[Items from an interface collection]

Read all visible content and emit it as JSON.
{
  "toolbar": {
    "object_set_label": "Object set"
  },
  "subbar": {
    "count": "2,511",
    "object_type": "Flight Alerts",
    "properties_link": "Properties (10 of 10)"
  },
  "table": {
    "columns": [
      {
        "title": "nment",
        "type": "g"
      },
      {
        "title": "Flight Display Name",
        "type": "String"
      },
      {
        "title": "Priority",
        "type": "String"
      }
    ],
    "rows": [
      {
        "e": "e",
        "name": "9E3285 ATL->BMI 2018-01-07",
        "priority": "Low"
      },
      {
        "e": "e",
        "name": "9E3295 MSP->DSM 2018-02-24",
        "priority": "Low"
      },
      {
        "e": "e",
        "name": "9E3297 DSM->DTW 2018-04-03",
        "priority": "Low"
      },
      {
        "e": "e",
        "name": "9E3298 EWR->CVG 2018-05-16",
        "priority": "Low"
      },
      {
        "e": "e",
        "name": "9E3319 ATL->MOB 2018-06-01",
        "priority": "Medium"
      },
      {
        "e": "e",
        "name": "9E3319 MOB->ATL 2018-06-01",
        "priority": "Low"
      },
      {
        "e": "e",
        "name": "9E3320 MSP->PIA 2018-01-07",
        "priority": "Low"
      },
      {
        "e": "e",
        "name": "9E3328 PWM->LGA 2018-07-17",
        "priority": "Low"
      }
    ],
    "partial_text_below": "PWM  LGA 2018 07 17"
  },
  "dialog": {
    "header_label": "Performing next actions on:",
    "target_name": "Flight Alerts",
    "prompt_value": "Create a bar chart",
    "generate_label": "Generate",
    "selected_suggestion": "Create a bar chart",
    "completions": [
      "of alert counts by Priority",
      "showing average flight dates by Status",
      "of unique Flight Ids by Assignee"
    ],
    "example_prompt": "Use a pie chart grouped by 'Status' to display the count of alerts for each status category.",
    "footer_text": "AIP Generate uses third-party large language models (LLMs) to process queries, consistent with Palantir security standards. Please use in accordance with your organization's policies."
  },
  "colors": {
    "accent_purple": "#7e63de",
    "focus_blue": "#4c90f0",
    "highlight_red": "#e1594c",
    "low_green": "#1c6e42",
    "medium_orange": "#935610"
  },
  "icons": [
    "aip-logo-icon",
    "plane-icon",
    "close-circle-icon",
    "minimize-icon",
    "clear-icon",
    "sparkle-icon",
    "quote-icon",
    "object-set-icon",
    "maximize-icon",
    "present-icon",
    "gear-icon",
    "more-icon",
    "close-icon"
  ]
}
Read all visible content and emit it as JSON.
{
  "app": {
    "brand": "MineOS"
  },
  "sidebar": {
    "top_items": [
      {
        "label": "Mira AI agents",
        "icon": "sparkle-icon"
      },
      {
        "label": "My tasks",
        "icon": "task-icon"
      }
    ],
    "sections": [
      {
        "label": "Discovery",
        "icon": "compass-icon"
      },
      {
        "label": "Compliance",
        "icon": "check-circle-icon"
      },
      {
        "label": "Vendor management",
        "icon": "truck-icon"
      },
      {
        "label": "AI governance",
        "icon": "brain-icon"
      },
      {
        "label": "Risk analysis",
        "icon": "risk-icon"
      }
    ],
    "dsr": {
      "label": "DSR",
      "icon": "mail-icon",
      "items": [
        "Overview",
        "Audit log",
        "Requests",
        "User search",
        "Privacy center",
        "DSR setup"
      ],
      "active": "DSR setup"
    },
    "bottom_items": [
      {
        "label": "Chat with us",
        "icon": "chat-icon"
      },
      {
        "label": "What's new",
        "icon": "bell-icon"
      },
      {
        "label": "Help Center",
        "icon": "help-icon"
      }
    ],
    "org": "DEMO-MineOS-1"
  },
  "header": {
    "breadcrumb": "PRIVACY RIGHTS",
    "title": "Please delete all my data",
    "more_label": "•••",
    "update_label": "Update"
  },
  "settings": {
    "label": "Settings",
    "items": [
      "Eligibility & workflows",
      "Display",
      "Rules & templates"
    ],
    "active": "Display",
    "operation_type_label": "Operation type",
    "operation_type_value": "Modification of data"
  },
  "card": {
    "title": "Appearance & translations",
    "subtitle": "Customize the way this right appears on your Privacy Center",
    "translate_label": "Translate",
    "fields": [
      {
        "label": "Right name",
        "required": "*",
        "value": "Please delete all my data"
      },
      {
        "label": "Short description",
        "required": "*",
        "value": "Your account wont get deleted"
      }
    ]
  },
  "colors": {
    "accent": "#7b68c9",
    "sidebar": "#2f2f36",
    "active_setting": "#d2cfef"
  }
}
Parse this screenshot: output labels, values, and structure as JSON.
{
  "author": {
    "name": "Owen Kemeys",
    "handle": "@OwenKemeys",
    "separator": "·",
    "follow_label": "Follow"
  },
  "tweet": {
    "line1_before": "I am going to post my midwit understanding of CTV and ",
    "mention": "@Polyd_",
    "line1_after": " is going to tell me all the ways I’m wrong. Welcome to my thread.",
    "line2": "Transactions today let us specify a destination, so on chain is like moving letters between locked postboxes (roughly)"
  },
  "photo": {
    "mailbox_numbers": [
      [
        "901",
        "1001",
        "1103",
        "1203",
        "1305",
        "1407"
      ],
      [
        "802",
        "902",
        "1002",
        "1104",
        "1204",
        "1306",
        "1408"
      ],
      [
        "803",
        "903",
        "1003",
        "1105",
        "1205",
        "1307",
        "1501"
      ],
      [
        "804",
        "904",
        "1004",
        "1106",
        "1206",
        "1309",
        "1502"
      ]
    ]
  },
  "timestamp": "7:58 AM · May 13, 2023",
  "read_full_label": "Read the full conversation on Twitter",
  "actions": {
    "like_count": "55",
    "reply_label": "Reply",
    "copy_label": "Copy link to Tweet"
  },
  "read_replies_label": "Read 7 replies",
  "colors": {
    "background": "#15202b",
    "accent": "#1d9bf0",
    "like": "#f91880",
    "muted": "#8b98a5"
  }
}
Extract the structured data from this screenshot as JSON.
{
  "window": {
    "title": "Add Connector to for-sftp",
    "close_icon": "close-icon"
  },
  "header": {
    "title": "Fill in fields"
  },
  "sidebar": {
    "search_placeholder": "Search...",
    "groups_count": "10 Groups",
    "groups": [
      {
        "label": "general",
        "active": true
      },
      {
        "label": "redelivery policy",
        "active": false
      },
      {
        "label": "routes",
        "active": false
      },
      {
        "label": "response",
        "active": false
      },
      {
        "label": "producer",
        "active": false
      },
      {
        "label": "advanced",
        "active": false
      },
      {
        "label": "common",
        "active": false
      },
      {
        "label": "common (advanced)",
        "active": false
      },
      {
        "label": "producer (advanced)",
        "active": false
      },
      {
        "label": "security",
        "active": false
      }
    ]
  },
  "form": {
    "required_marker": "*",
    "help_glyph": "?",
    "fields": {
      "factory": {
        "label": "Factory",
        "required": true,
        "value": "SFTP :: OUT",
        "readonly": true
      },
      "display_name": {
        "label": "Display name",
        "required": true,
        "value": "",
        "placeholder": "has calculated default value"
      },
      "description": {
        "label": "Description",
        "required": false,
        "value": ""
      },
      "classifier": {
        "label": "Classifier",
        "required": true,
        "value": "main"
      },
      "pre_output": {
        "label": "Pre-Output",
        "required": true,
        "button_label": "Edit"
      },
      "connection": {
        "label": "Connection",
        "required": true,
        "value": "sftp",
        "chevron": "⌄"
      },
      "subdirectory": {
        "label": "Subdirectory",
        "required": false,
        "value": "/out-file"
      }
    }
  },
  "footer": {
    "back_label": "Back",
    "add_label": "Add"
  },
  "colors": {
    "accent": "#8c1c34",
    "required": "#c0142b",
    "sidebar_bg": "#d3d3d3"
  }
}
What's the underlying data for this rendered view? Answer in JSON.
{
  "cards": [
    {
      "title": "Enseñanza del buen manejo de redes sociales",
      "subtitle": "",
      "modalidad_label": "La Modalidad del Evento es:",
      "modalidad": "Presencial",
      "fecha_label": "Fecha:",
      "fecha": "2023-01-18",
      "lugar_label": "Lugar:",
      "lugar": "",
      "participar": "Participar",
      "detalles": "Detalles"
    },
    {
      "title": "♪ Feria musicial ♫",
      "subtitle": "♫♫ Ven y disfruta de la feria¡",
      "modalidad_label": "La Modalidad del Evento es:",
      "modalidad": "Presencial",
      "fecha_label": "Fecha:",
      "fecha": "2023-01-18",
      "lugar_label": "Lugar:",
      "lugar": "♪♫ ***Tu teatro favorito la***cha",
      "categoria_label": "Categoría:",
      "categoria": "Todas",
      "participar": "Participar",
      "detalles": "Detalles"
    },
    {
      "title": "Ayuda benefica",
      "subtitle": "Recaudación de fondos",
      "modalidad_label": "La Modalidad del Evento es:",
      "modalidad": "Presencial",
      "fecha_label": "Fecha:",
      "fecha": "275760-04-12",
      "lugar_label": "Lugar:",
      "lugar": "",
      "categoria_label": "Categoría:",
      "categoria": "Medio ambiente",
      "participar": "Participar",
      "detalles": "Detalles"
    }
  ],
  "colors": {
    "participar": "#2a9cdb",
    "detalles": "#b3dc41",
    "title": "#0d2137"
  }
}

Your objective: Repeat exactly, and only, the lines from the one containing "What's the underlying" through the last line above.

Response:
What's the underlying data for this rendered view? Answer in JSON.
{
  "cards": [
    {
      "title": "Enseñanza del buen manejo de redes sociales",
      "subtitle": "",
      "modalidad_label": "La Modalidad del Evento es:",
      "modalidad": "Presencial",
      "fecha_label": "Fecha:",
      "fecha": "2023-01-18",
      "lugar_label": "Lugar:",
      "lugar": "",
      "participar": "Participar",
      "detalles": "Detalles"
    },
    {
      "title": "♪ Feria musicial ♫",
      "subtitle": "♫♫ Ven y disfruta de la feria¡",
      "modalidad_label": "La Modalidad del Evento es:",
      "modalidad": "Presencial",
      "fecha_label": "Fecha:",
      "fecha": "2023-01-18",
      "lugar_label": "Lugar:",
      "lugar": "♪♫ ***Tu teatro favorito la***cha",
      "categoria_label": "Categoría:",
      "categoria": "Todas",
      "participar": "Participar",
      "detalles": "Detalles"
    },
    {
      "title": "Ayuda benefica",
      "subtitle": "Recaudación de fondos",
      "modalidad_label": "La Modalidad del Evento es:",
      "modalidad": "Presencial",
      "fecha_label": "Fecha:",
      "fecha": "275760-04-12",
      "lugar_label": "Lugar:",
      "lugar": "",
      "categoria_label": "Categoría:",
      "categoria": "Medio ambiente",
      "participar": "Participar",
      "detalles": "Detalles"
    }
  ],
  "colors": {
    "participar": "#2a9cdb",
    "detalles": "#b3dc41",
    "title": "#0d2137"
  }
}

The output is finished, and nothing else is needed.